Case: Imagine a part of your living space, where you can grow greens all year round, and at the same time use the heat-output to warm up your space. This could not only provide food all year, but also expand the outdoor season by starting sprouts indoor, in a controlled environment, before they are ready to be planted out. Why not just sow the seeds, you may ask. The reason for planting out the sprout, is to give it a competitive advantage, compared to unwanted plants.
Another mayor benefit by utilizing the radiated heat, is the possibility to fully heat your living space with green energy. This means less foresting for wood to burn. Less Co2 emissions from NOT BURNING WOOD or other carbon-based energy sources. Naturally all this requires a solid environmentally friendly energy infrastructure.
By introducing CAN (Controller Area Network) to the "intelligent" GEM/lamps, if several lamps are connected only a "Master" CAN node will need a connection through either USB or wireless. This means a great deal in a greenhouse scenario, where many lamps all need to be monitored and controlled from a central hub. Likewise only one wireless module in the network is necessary, depending on the case.

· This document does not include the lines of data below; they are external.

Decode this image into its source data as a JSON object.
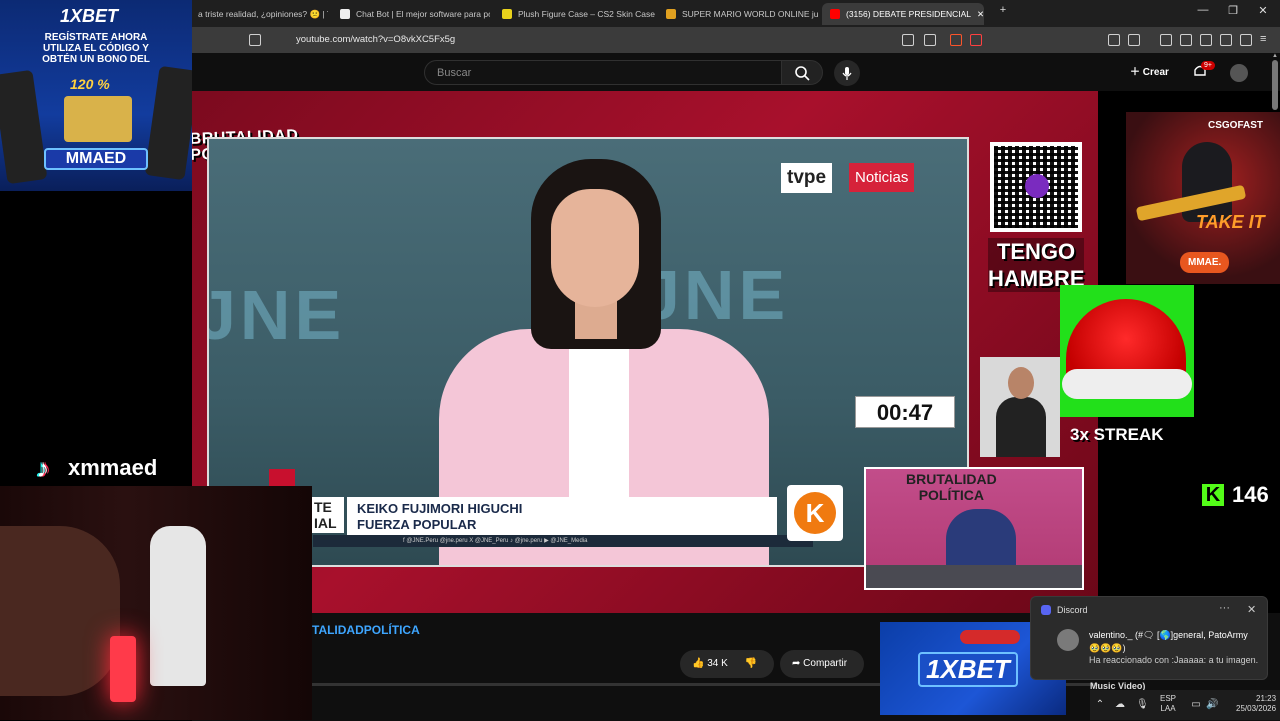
{
  "browser": {
    "tabs": [
      {
        "label": "a triste realidad, ¿opiniones? 😕 | Ti",
        "active": false
      },
      {
        "label": "Chat Bot | El mejor software para po",
        "active": false
      },
      {
        "label": "Plush Figure Case – CS2 Skin Case Op",
        "active": false
      },
      {
        "label": "SUPER MARIO WORLD ONLINE jueg",
        "active": false
      },
      {
        "label": "(3156) DEBATE PRESIDENCIAL",
        "active": true
      }
    ],
    "new_tab": "+",
    "window_controls": {
      "minimize": "—",
      "restore": "❐",
      "close": "✕"
    },
    "url": "youtube.com/watch?v=O8vkXC5Fx5g"
  },
  "youtube": {
    "search_placeholder": "Buscar",
    "create_label": "Crear",
    "notifications_badge": "9+",
    "hashtag": "TALIDADPOLÍTICA",
    "likes": "34 K",
    "share_label": "Compartir"
  },
  "stream": {
    "brand_top_left": "BRUTALIDAD\nPOLÍTICA",
    "video": {
      "watermark": "JNE",
      "channel_logo": "tvpe",
      "channel_name": "Noticias",
      "candidate_name": "KEIKO FUJIMORI HIGUCHI",
      "candidate_party": "FUERZA POPULAR",
      "party_logo": "K",
      "side_tag": "TE\nIAL",
      "social_strip": "f @JNE.Peru   @jne.peru   X @JNE_Peru   ♪ @jne.peru   ▶ @JNE_Media"
    },
    "qr_caption": "TENGO HAMBRE",
    "timer": "00:47",
    "streak": "3x STREAK",
    "kick_count": "146",
    "inset_cam_title": "BRUTALIDAD\nPOLÍTICA",
    "csgo_ad": {
      "brand": "CSGOFAST",
      "headline": "TAKE IT",
      "code": "MMAE."
    }
  },
  "left_panel": {
    "ad": {
      "brand": "1XBET",
      "text": "REGÍSTRATE AHORA UTILIZA EL CÓDIGO Y OBTÉN UN BONO DEL",
      "percent": "120 %",
      "code": "MMAED"
    },
    "tiktok_handle": "xmmaed"
  },
  "bottom_ad": {
    "brand": "1XBET"
  },
  "discord_toast": {
    "app": "Discord",
    "more": "···",
    "close": "✕",
    "line1": "valentino._ (#🗨 [🌎]general, PatoArmy",
    "line2": "🥹🥹🥹)",
    "line3": "Ha reaccionado con :Jaaaaa: a tu imagen."
  },
  "music_video_label": "Music Video)",
  "tray": {
    "lang_top": "ESP",
    "lang_bottom": "LAA",
    "time": "21:23",
    "date": "25/03/2026"
  },
  "colors": {
    "stream_bg": "#a8102c",
    "yt_link": "#3ea6ff",
    "kick_green": "#53fc18",
    "discord_blurple": "#5865f2"
  }
}
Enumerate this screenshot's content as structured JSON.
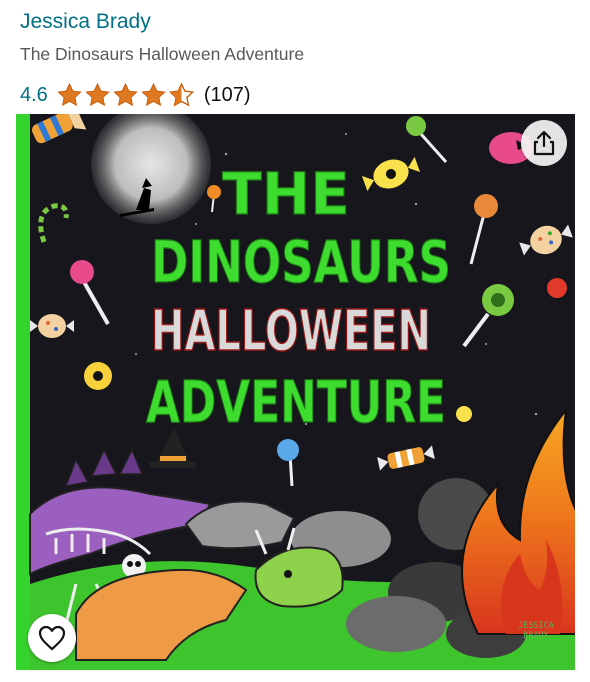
{
  "product": {
    "author": "Jessica Brady",
    "title": "The Dinosaurs Halloween Adventure",
    "rating_value": "4.6",
    "rating": 4.6,
    "rating_max": 5,
    "review_count": "(107)"
  },
  "cover": {
    "title_line1": "THE",
    "title_line2": "DINOSAURS",
    "title_line3": "HALLOWEEN",
    "title_line4": "ADVENTURE",
    "corner_author_line1": "JESSICA",
    "corner_author_line2": "BRADY"
  },
  "colors": {
    "link": "#007185",
    "star": "#de7921",
    "title_green": "#3ddc2f",
    "halloween_red": "#c92a2a",
    "night_sky": "#16161c",
    "border_green": "#35d32d"
  },
  "icons": {
    "share": "share-icon",
    "wishlist": "heart-icon",
    "star_full": "star-full-icon",
    "star_half": "star-half-icon"
  }
}
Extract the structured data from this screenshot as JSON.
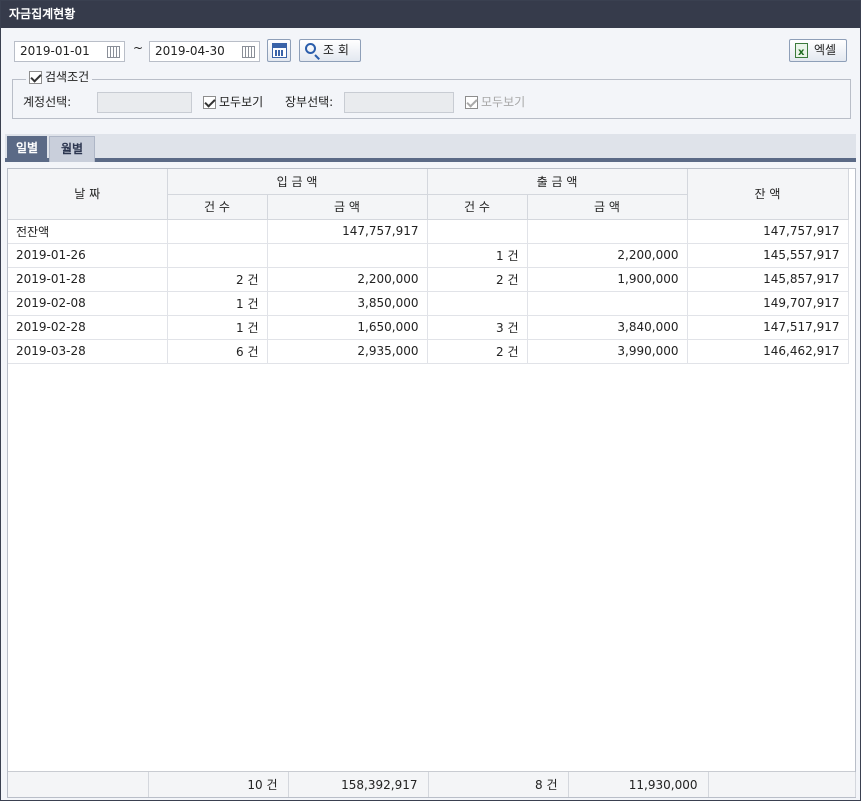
{
  "window": {
    "title": "자금집계현황"
  },
  "search": {
    "from_date": "2019-01-01",
    "tilde": "~",
    "to_date": "2019-04-30",
    "search_label": "조 회",
    "excel_label": "엑셀"
  },
  "conditions": {
    "legend": "검색조건",
    "account_label": "계정선택:",
    "account_value": "",
    "account_all_label": "모두보기",
    "ledger_label": "장부선택:",
    "ledger_value": "",
    "ledger_all_label": "모두보기"
  },
  "tabs": [
    {
      "label": "일별",
      "active": true
    },
    {
      "label": "월별",
      "active": false
    }
  ],
  "grid": {
    "headers": {
      "date": "날 짜",
      "income": "입 금 액",
      "expense": "출 금 액",
      "balance": "잔 액",
      "count": "건 수",
      "amount": "금 액"
    },
    "rows": [
      {
        "date": "전잔액",
        "in_count": "",
        "in_amount": "147,757,917",
        "out_count": "",
        "out_amount": "",
        "balance": "147,757,917"
      },
      {
        "date": "2019-01-26",
        "in_count": "",
        "in_amount": "",
        "out_count": "1 건",
        "out_amount": "2,200,000",
        "balance": "145,557,917"
      },
      {
        "date": "2019-01-28",
        "in_count": "2 건",
        "in_amount": "2,200,000",
        "out_count": "2 건",
        "out_amount": "1,900,000",
        "balance": "145,857,917"
      },
      {
        "date": "2019-02-08",
        "in_count": "1 건",
        "in_amount": "3,850,000",
        "out_count": "",
        "out_amount": "",
        "balance": "149,707,917"
      },
      {
        "date": "2019-02-28",
        "in_count": "1 건",
        "in_amount": "1,650,000",
        "out_count": "3 건",
        "out_amount": "3,840,000",
        "balance": "147,517,917"
      },
      {
        "date": "2019-03-28",
        "in_count": "6 건",
        "in_amount": "2,935,000",
        "out_count": "2 건",
        "out_amount": "3,990,000",
        "balance": "146,462,917"
      }
    ],
    "footer": {
      "in_count": "10 건",
      "in_amount": "158,392,917",
      "out_count": "8 건",
      "out_amount": "11,930,000",
      "balance": ""
    }
  }
}
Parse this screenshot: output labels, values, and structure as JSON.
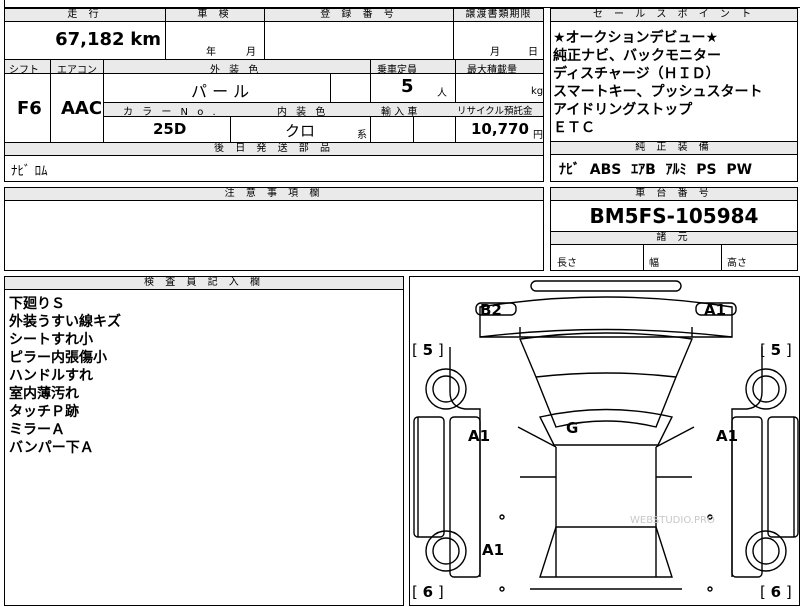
{
  "header": {
    "mileage_label": "走 行",
    "shaken_label": "車 検",
    "reg_label": "登 録 番 号",
    "transfer_label": "譲渡書類期限",
    "sales_label": "セ ー ル ス ポ イ ン ト"
  },
  "mileage": {
    "value": "67,182",
    "unit": "km"
  },
  "shaken": {
    "year_unit": "年",
    "month_unit": "月"
  },
  "transfer": {
    "month_unit": "月",
    "day_unit": "日"
  },
  "row2": {
    "shift_label": "シフト",
    "ac_label": "エアコン",
    "ext_color_label": "外 装 色",
    "capacity_label": "乗車定員",
    "max_load_label": "最大積載量",
    "shift_value": "F6",
    "ac_value": "AAC",
    "ext_color_value": "パ ー ル",
    "capacity_value": "5",
    "capacity_unit": "人",
    "load_unit": "kg",
    "color_no_label": "カ ラ ー N o .",
    "interior_label": "内 装 色",
    "import_label": "輸 入 車",
    "recycle_label": "リサイクル預託金",
    "color_no_value": "25D",
    "interior_value": "クロ",
    "interior_suffix": "系",
    "recycle_value": "10,770",
    "recycle_unit": "円"
  },
  "sales_points": [
    "★オークションデビュー★",
    "純正ナビ、バックモニター",
    "ディスチャージ（ＨＩＤ）",
    "スマートキー、プッシュスタート",
    "アイドリングストップ",
    "ＥＴＣ"
  ],
  "later_parts": {
    "label": "後 日 発 送 部 品",
    "value": "ﾅﾋﾞ ﾛﾑ"
  },
  "factory_equip": {
    "label": "純 正 装 備",
    "value": "ﾅﾋﾞ  ABS  ｴｱB  ｱﾙﾐ  PS  PW"
  },
  "notes": {
    "label": "注 意 事 項 欄"
  },
  "chassis": {
    "label": "車 台 番 号",
    "value": "BM5FS-105984"
  },
  "dims": {
    "label": "諸 元",
    "length": "長さ",
    "width": "幅",
    "height": "高さ"
  },
  "inspector": {
    "label": "検 査 員 記 入 欄",
    "lines": [
      "下廻りＳ",
      "外装うすい線キズ",
      "シートすれ小",
      "ピラー内張傷小",
      "ハンドルすれ",
      "室内薄汚れ",
      "タッチＰ跡",
      "ミラーＡ",
      "バンパー下Ａ"
    ]
  },
  "diagram": {
    "marks": [
      "B2",
      "A1",
      "A1",
      "G",
      "A1",
      "A1"
    ],
    "tire_front_left": "5",
    "tire_front_right": "5",
    "tire_rear_left": "6",
    "tire_rear_right": "6",
    "watermark": "WEBSTUDIO.PRO"
  }
}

UPDATE: The process of finding the best pcb for high current LED´s led me to Metal Core PCB with sinkpad´s. Sinkpad connects the cooling surface of the MCPCB and heat pad on the LED. This gives a x100 performance in heat transfer and thereby optimizing cooling. Literally the LED´s will be mounted more or less directly on the heatsink. The PCB´s has been ordered and I am making the final adjustments to the heatsink.
The design is starting to manifest.
White LED´s use energy to lite up the full visible spectrum. The Red and Blue only one wavelength(area) and is therefore cooler in use. The difference between the red and blue wavelength is another matter.
For a office environment, the fully white GEM will be more pleasant for the human eye. In a school scenario the lamps will be part of photon to plant growth experiment.